Poor France! The ‘Eldest Daughter of the Catholic Church’ has lost her principal Cathedral, her Mother Church. Those who love her are devastated.
I feel personally a deep sadness and distress, but I also ask myself whether that is justified: after all, the awful extent of human suffering, day by day, unrelentingly, should grieve us much more than the loss of material things, however beautiful and venerable, shouldn’t it?
Yet Christianity is the most materialistic of the Faiths. We believe that all God created is good and we trust in the Resurrection of the Flesh. We value icons and sacraments, outward and visible signs of spiritual reality that are mysteriously united with the sacred things they symbolize. Great Art is a precious Gift of God. However you look at it, Notre Dame de Paris is a grievous loss.
No doubt it will be rebuilt, whether with almost complete fidelity (like Montecassino, or St Stephen’s Cathedral in Vienna), or in new and potentially exciting ways. The task will offer challenging opportunities to artists and restorers of all kinds.
Whatever happens, though, must not be a mere sentimental exercise but should remind us of what it stands for, the sublimity of the Christian vision of Faith and Beauty.
As the very essence of the Christian Faith is embattled by secularism, perhaps this calamity can play a role in bringing us back to a recognition of the deepest Truths that lie behind the wood, the stones, the glass. How appropriate that our next Colloquium should Focus on the theme ‘Rebuilding the Walls of Sion’!

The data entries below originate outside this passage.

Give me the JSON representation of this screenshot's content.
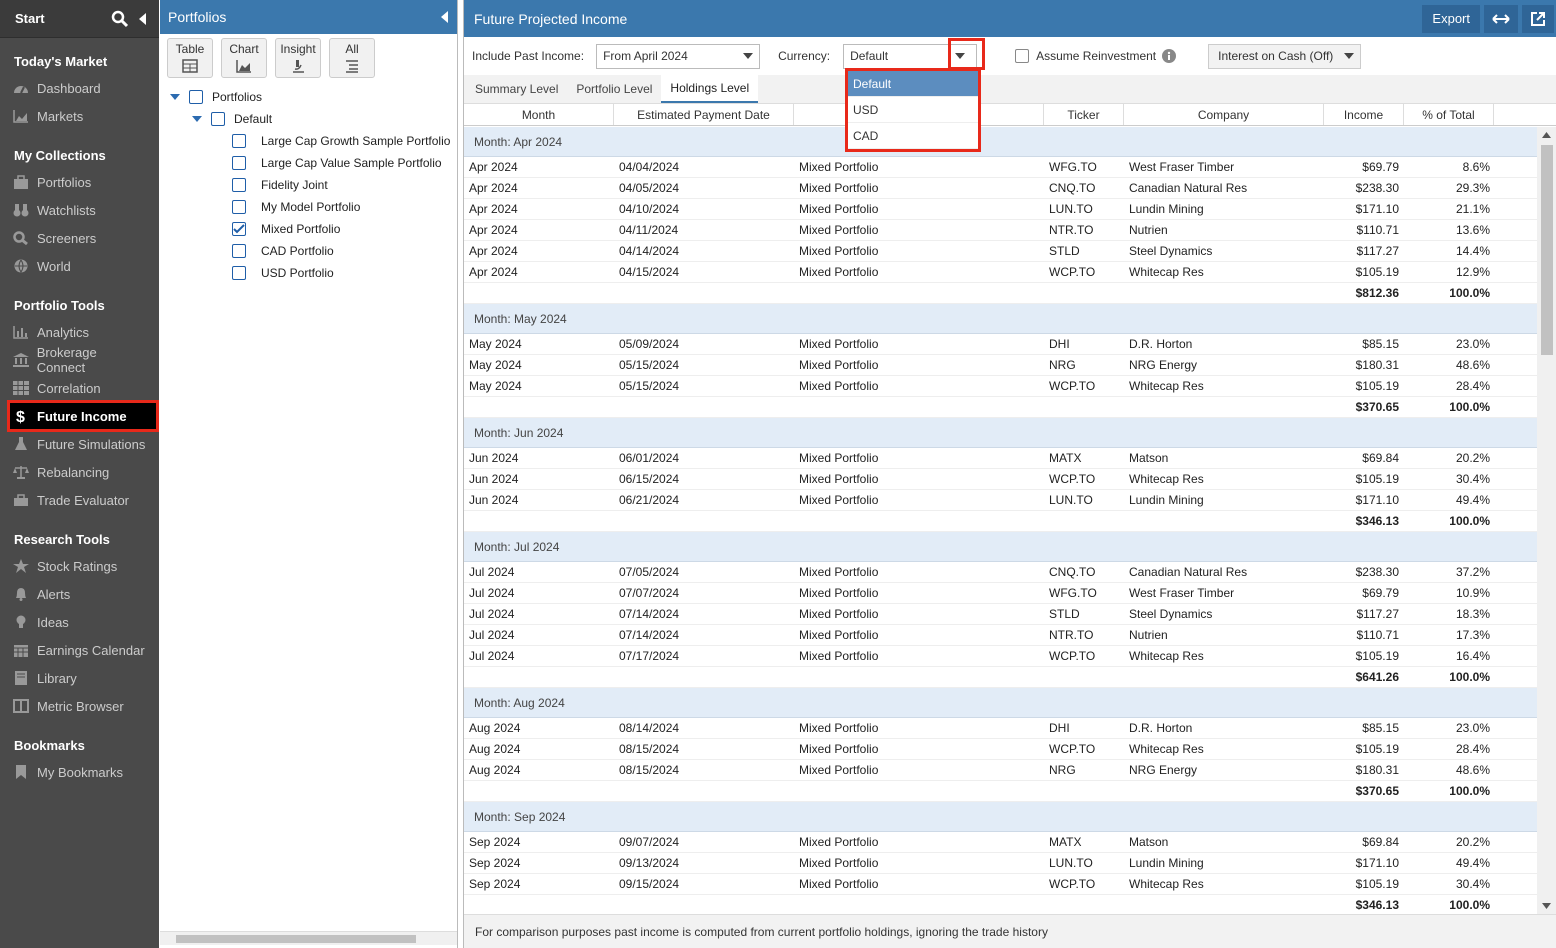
{
  "sidebar": {
    "start": "Start",
    "sections": [
      {
        "title": "Today's Market",
        "items": [
          {
            "label": "Dashboard",
            "icon": "dashboard-icon"
          },
          {
            "label": "Markets",
            "icon": "chart-icon"
          }
        ]
      },
      {
        "title": "My Collections",
        "items": [
          {
            "label": "Portfolios",
            "icon": "briefcase-icon"
          },
          {
            "label": "Watchlists",
            "icon": "binoculars-icon"
          },
          {
            "label": "Screeners",
            "icon": "search-icon"
          },
          {
            "label": "World",
            "icon": "globe-icon"
          }
        ]
      },
      {
        "title": "Portfolio Tools",
        "items": [
          {
            "label": "Analytics",
            "icon": "bar-chart-icon"
          },
          {
            "label": "Brokerage Connect",
            "icon": "bank-icon"
          },
          {
            "label": "Correlation",
            "icon": "grid-icon"
          },
          {
            "label": "Future Income",
            "icon": "dollar-icon",
            "active": true
          },
          {
            "label": "Future Simulations",
            "icon": "flask-icon"
          },
          {
            "label": "Rebalancing",
            "icon": "scale-icon"
          },
          {
            "label": "Trade Evaluator",
            "icon": "toolbox-icon"
          }
        ]
      },
      {
        "title": "Research Tools",
        "items": [
          {
            "label": "Stock Ratings",
            "icon": "star-icon"
          },
          {
            "label": "Alerts",
            "icon": "bell-icon"
          },
          {
            "label": "Ideas",
            "icon": "lightbulb-icon"
          },
          {
            "label": "Earnings Calendar",
            "icon": "calendar-icon"
          },
          {
            "label": "Library",
            "icon": "book-icon"
          },
          {
            "label": "Metric Browser",
            "icon": "columns-icon"
          }
        ]
      },
      {
        "title": "Bookmarks",
        "items": [
          {
            "label": "My Bookmarks",
            "icon": "bookmark-icon"
          }
        ]
      }
    ]
  },
  "portfolios": {
    "title": "Portfolios",
    "toolbar": [
      "Table",
      "Chart",
      "Insight",
      "All"
    ],
    "tree": {
      "root": "Portfolios",
      "group": "Default",
      "items": [
        {
          "label": "Large Cap Growth Sample Portfolio",
          "checked": false
        },
        {
          "label": "Large Cap Value Sample Portfolio",
          "checked": false
        },
        {
          "label": "Fidelity Joint",
          "checked": false
        },
        {
          "label": "My Model Portfolio",
          "checked": false
        },
        {
          "label": "Mixed Portfolio",
          "checked": true
        },
        {
          "label": "CAD Portfolio",
          "checked": false
        },
        {
          "label": "USD Portfolio",
          "checked": false
        }
      ]
    }
  },
  "main": {
    "title": "Future Projected Income",
    "export": "Export",
    "include_past_label": "Include Past Income:",
    "include_past_value": "From April 2024",
    "currency_label": "Currency:",
    "currency_value": "Default",
    "assume_reinvest": "Assume Reinvestment",
    "interest_cash": "Interest on Cash (Off)",
    "currency_options": [
      "Default",
      "USD",
      "CAD"
    ],
    "tabs": [
      "Summary Level",
      "Portfolio Level",
      "Holdings Level"
    ],
    "active_tab": "Holdings Level",
    "columns": [
      "Month",
      "Estimated Payment Date",
      "",
      "Ticker",
      "Company",
      "Income",
      "% of Total"
    ],
    "groups": [
      {
        "header": "Month: Apr 2024",
        "rows": [
          [
            "Apr 2024",
            "04/04/2024",
            "Mixed Portfolio",
            "WFG.TO",
            "West Fraser Timber",
            "$69.79",
            "8.6%"
          ],
          [
            "Apr 2024",
            "04/05/2024",
            "Mixed Portfolio",
            "CNQ.TO",
            "Canadian Natural Res",
            "$238.30",
            "29.3%"
          ],
          [
            "Apr 2024",
            "04/10/2024",
            "Mixed Portfolio",
            "LUN.TO",
            "Lundin Mining",
            "$171.10",
            "21.1%"
          ],
          [
            "Apr 2024",
            "04/11/2024",
            "Mixed Portfolio",
            "NTR.TO",
            "Nutrien",
            "$110.71",
            "13.6%"
          ],
          [
            "Apr 2024",
            "04/14/2024",
            "Mixed Portfolio",
            "STLD",
            "Steel Dynamics",
            "$117.27",
            "14.4%"
          ],
          [
            "Apr 2024",
            "04/15/2024",
            "Mixed Portfolio",
            "WCP.TO",
            "Whitecap Res",
            "$105.19",
            "12.9%"
          ]
        ],
        "total": "$812.36",
        "pct": "100.0%"
      },
      {
        "header": "Month: May 2024",
        "rows": [
          [
            "May 2024",
            "05/09/2024",
            "Mixed Portfolio",
            "DHI",
            "D.R. Horton",
            "$85.15",
            "23.0%"
          ],
          [
            "May 2024",
            "05/15/2024",
            "Mixed Portfolio",
            "NRG",
            "NRG Energy",
            "$180.31",
            "48.6%"
          ],
          [
            "May 2024",
            "05/15/2024",
            "Mixed Portfolio",
            "WCP.TO",
            "Whitecap Res",
            "$105.19",
            "28.4%"
          ]
        ],
        "total": "$370.65",
        "pct": "100.0%"
      },
      {
        "header": "Month: Jun 2024",
        "rows": [
          [
            "Jun 2024",
            "06/01/2024",
            "Mixed Portfolio",
            "MATX",
            "Matson",
            "$69.84",
            "20.2%"
          ],
          [
            "Jun 2024",
            "06/15/2024",
            "Mixed Portfolio",
            "WCP.TO",
            "Whitecap Res",
            "$105.19",
            "30.4%"
          ],
          [
            "Jun 2024",
            "06/21/2024",
            "Mixed Portfolio",
            "LUN.TO",
            "Lundin Mining",
            "$171.10",
            "49.4%"
          ]
        ],
        "total": "$346.13",
        "pct": "100.0%"
      },
      {
        "header": "Month: Jul 2024",
        "rows": [
          [
            "Jul 2024",
            "07/05/2024",
            "Mixed Portfolio",
            "CNQ.TO",
            "Canadian Natural Res",
            "$238.30",
            "37.2%"
          ],
          [
            "Jul 2024",
            "07/07/2024",
            "Mixed Portfolio",
            "WFG.TO",
            "West Fraser Timber",
            "$69.79",
            "10.9%"
          ],
          [
            "Jul 2024",
            "07/14/2024",
            "Mixed Portfolio",
            "STLD",
            "Steel Dynamics",
            "$117.27",
            "18.3%"
          ],
          [
            "Jul 2024",
            "07/14/2024",
            "Mixed Portfolio",
            "NTR.TO",
            "Nutrien",
            "$110.71",
            "17.3%"
          ],
          [
            "Jul 2024",
            "07/17/2024",
            "Mixed Portfolio",
            "WCP.TO",
            "Whitecap Res",
            "$105.19",
            "16.4%"
          ]
        ],
        "total": "$641.26",
        "pct": "100.0%"
      },
      {
        "header": "Month: Aug 2024",
        "rows": [
          [
            "Aug 2024",
            "08/14/2024",
            "Mixed Portfolio",
            "DHI",
            "D.R. Horton",
            "$85.15",
            "23.0%"
          ],
          [
            "Aug 2024",
            "08/15/2024",
            "Mixed Portfolio",
            "WCP.TO",
            "Whitecap Res",
            "$105.19",
            "28.4%"
          ],
          [
            "Aug 2024",
            "08/15/2024",
            "Mixed Portfolio",
            "NRG",
            "NRG Energy",
            "$180.31",
            "48.6%"
          ]
        ],
        "total": "$370.65",
        "pct": "100.0%"
      },
      {
        "header": "Month: Sep 2024",
        "rows": [
          [
            "Sep 2024",
            "09/07/2024",
            "Mixed Portfolio",
            "MATX",
            "Matson",
            "$69.84",
            "20.2%"
          ],
          [
            "Sep 2024",
            "09/13/2024",
            "Mixed Portfolio",
            "LUN.TO",
            "Lundin Mining",
            "$171.10",
            "49.4%"
          ],
          [
            "Sep 2024",
            "09/15/2024",
            "Mixed Portfolio",
            "WCP.TO",
            "Whitecap Res",
            "$105.19",
            "30.4%"
          ]
        ],
        "total": "$346.13",
        "pct": "100.0%"
      }
    ],
    "footer": "For comparison purposes past income is computed from current portfolio holdings, ignoring the trade history"
  }
}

Here is Kenneth Clark’s programme on Notre Dame, from the old CivilisationTV series: